As concerns our portfolio upside, we think it’s just a matter of time until we get that mid-late 1970s 5x+ gold price acceleration. The reason this has not shown up in the gold price is due to the suppression scheme which until recently was perfected by the Western Central banks and the Gold Cartel. Some Bitcoin enthusiasts like to say Bitcoin is going to steal all of gold’s monetary premium. Gold bugs laugh at this because there is not much premium in gold to steal. On average, gold costs about $1,200 per ounce to mine and the sales price of $1,970 barely compensates for the capital costs to build mines and replace reserves.
If gold were to trade at much higher prices, then perhaps there would be a monetary premium to steal.
Part 2 of Larry’s letter, where he discusses Bretton Woods III and the state of monetary policy from 1980 onward will be published this week.
About Larry Lepard
Larry manages the EMA GARP Fund, a Boston based investment management firm. Their strategy is focused on providing "Monetary Debasement Insurance". He has 38 years experience and an MBA from Harvard Business School. On Twitter he is @LawrenceLepard Managing Partner and, via email, he is firstname.lastname@example.org

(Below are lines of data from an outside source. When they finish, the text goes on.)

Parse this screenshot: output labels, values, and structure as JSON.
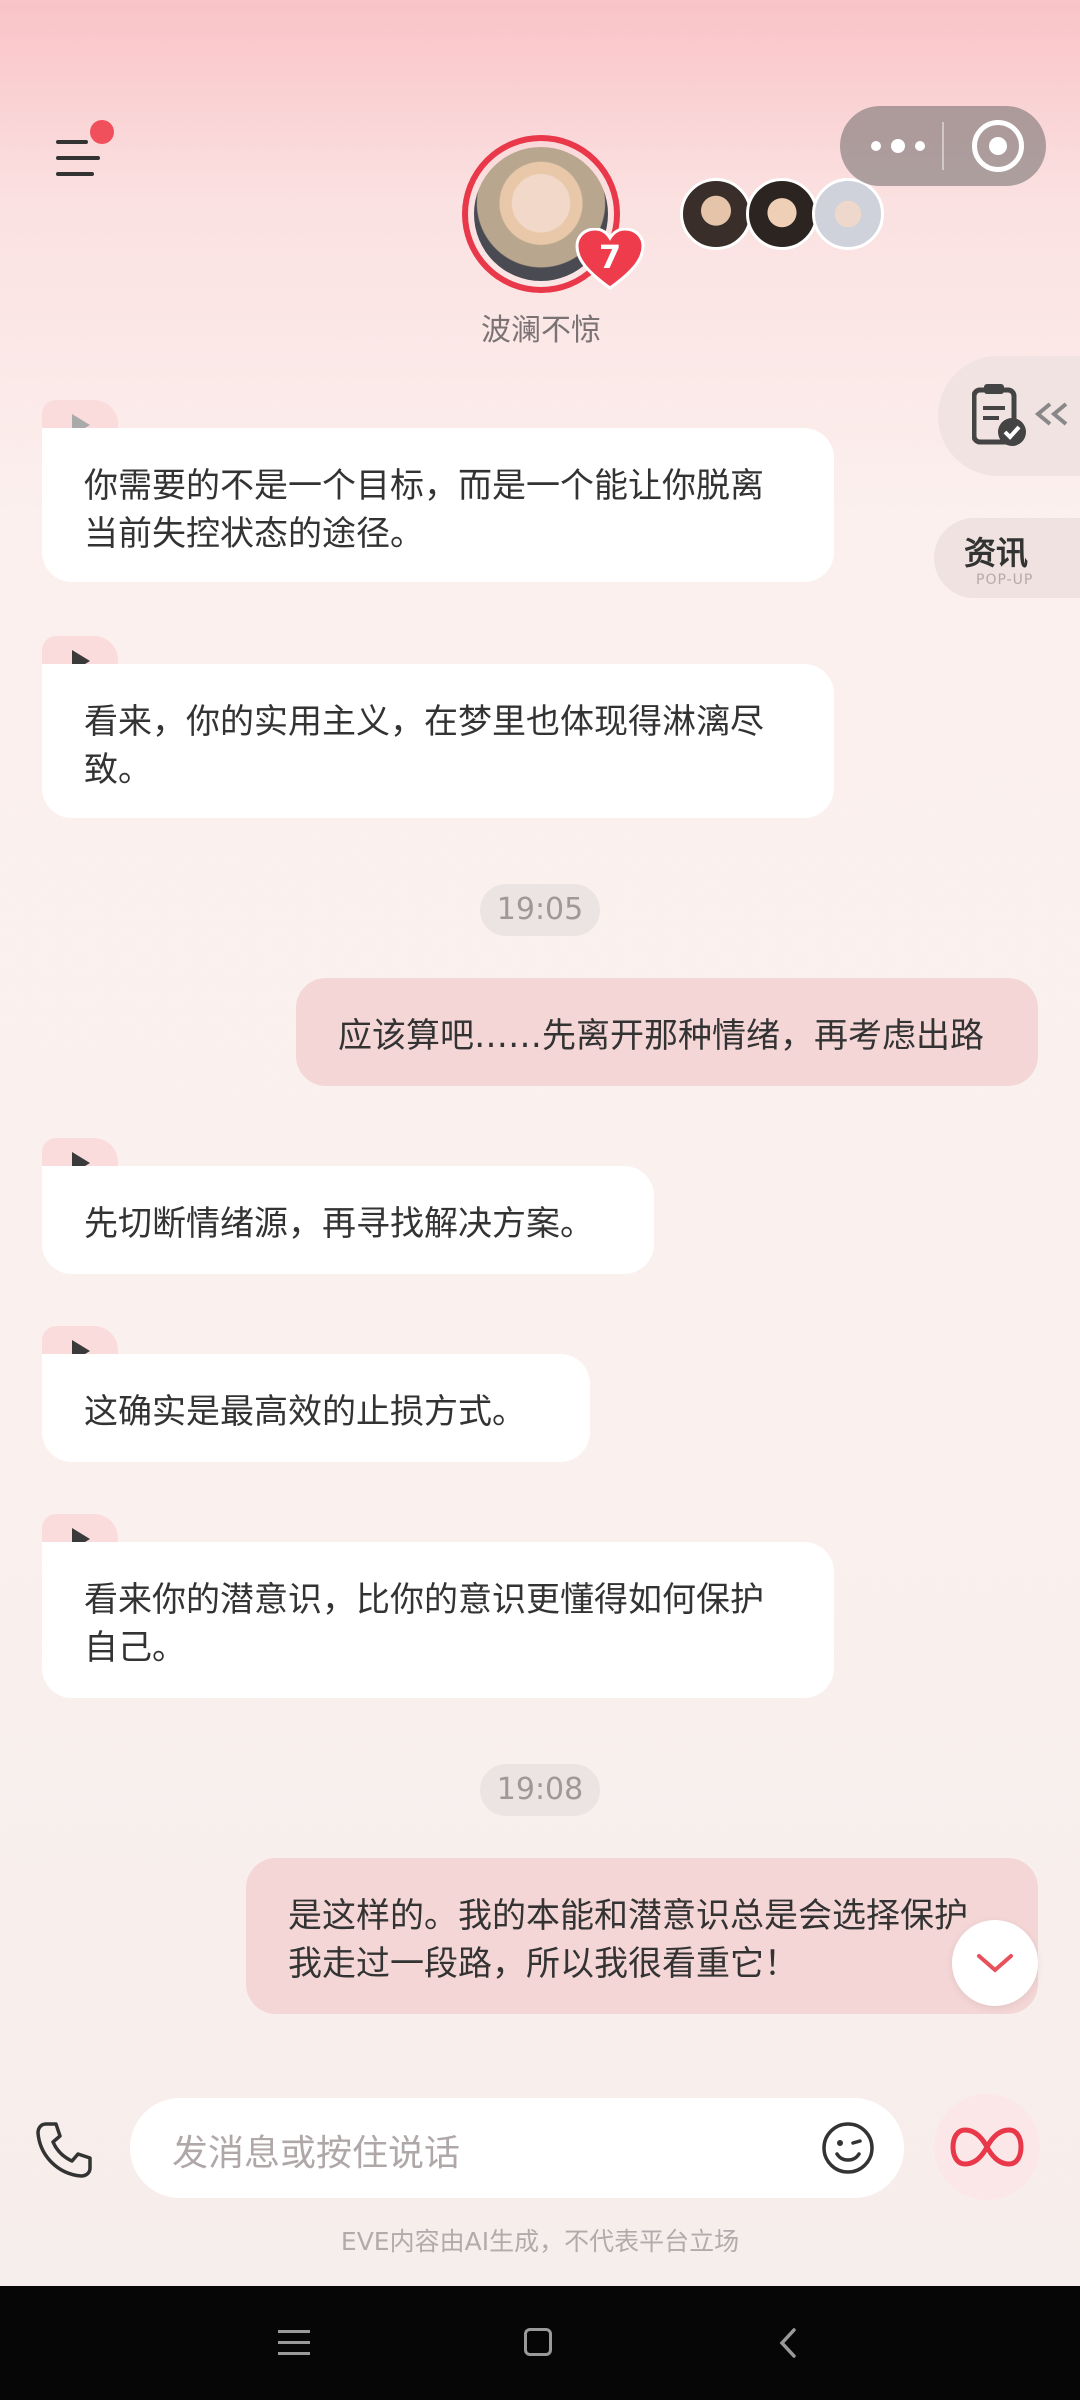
{
  "header": {
    "character_name": "波澜不惊",
    "heart_level": "7"
  },
  "side": {
    "news_title": "资讯",
    "news_subtitle": "POP-UP"
  },
  "messages": [
    {
      "role": "ai",
      "text": "你需要的不是一个目标，而是一个能让你脱离当前失控状态的途径。"
    },
    {
      "role": "ai",
      "text": "看来，你的实用主义，在梦里也体现得淋漓尽致。"
    },
    {
      "role": "time",
      "text": "19:05"
    },
    {
      "role": "me",
      "text": "应该算吧……先离开那种情绪，再考虑出路"
    },
    {
      "role": "ai",
      "text": "先切断情绪源，再寻找解决方案。"
    },
    {
      "role": "ai",
      "text": "这确实是最高效的止损方式。"
    },
    {
      "role": "ai",
      "text": "看来你的潜意识，比你的意识更懂得如何保护自己。"
    },
    {
      "role": "time",
      "text": "19:08"
    },
    {
      "role": "me",
      "text": "是这样的。我的本能和潜意识总是会选择保护我走过一段路，所以我很看重它！"
    }
  ],
  "input": {
    "placeholder": "发消息或按住说话"
  },
  "footer": {
    "disclaimer": "EVE内容由AI生成，不代表平台立场"
  },
  "colors": {
    "accent": "#e8384a",
    "user_bubble": "#f4d6d6",
    "ai_bubble": "#ffffff"
  },
  "icons": [
    "menu-icon",
    "more-icon",
    "target-icon",
    "doc-check-icon",
    "play-icon",
    "chevron-down-icon",
    "phone-icon",
    "emoji-icon",
    "infinity-icon"
  ]
}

Disclaimer: QTR is long various gold and silver miners and have both long and short exposure to the market through equities and derivatives. I have no position in Larry’s funds. Larry is a subscriber to Fringe Finance and has been on my podcast. The excerpts from Larry’s letter, above, shall not be construed as an offer to sell, or the solicitation of an offer to sell, any securities or services. Any such offering may only be made at the time a qualified investor receives from EMA formal materials describing an offering plus related subscription documentation. There is no guarantee the Fund’s investment strategy will be successful. Investing involves risk, and an investment in the Fund could lose money. The strategy is also subject to the following risks: Currency Risk, Non-US Investment Risks, Issuer Specific Risk.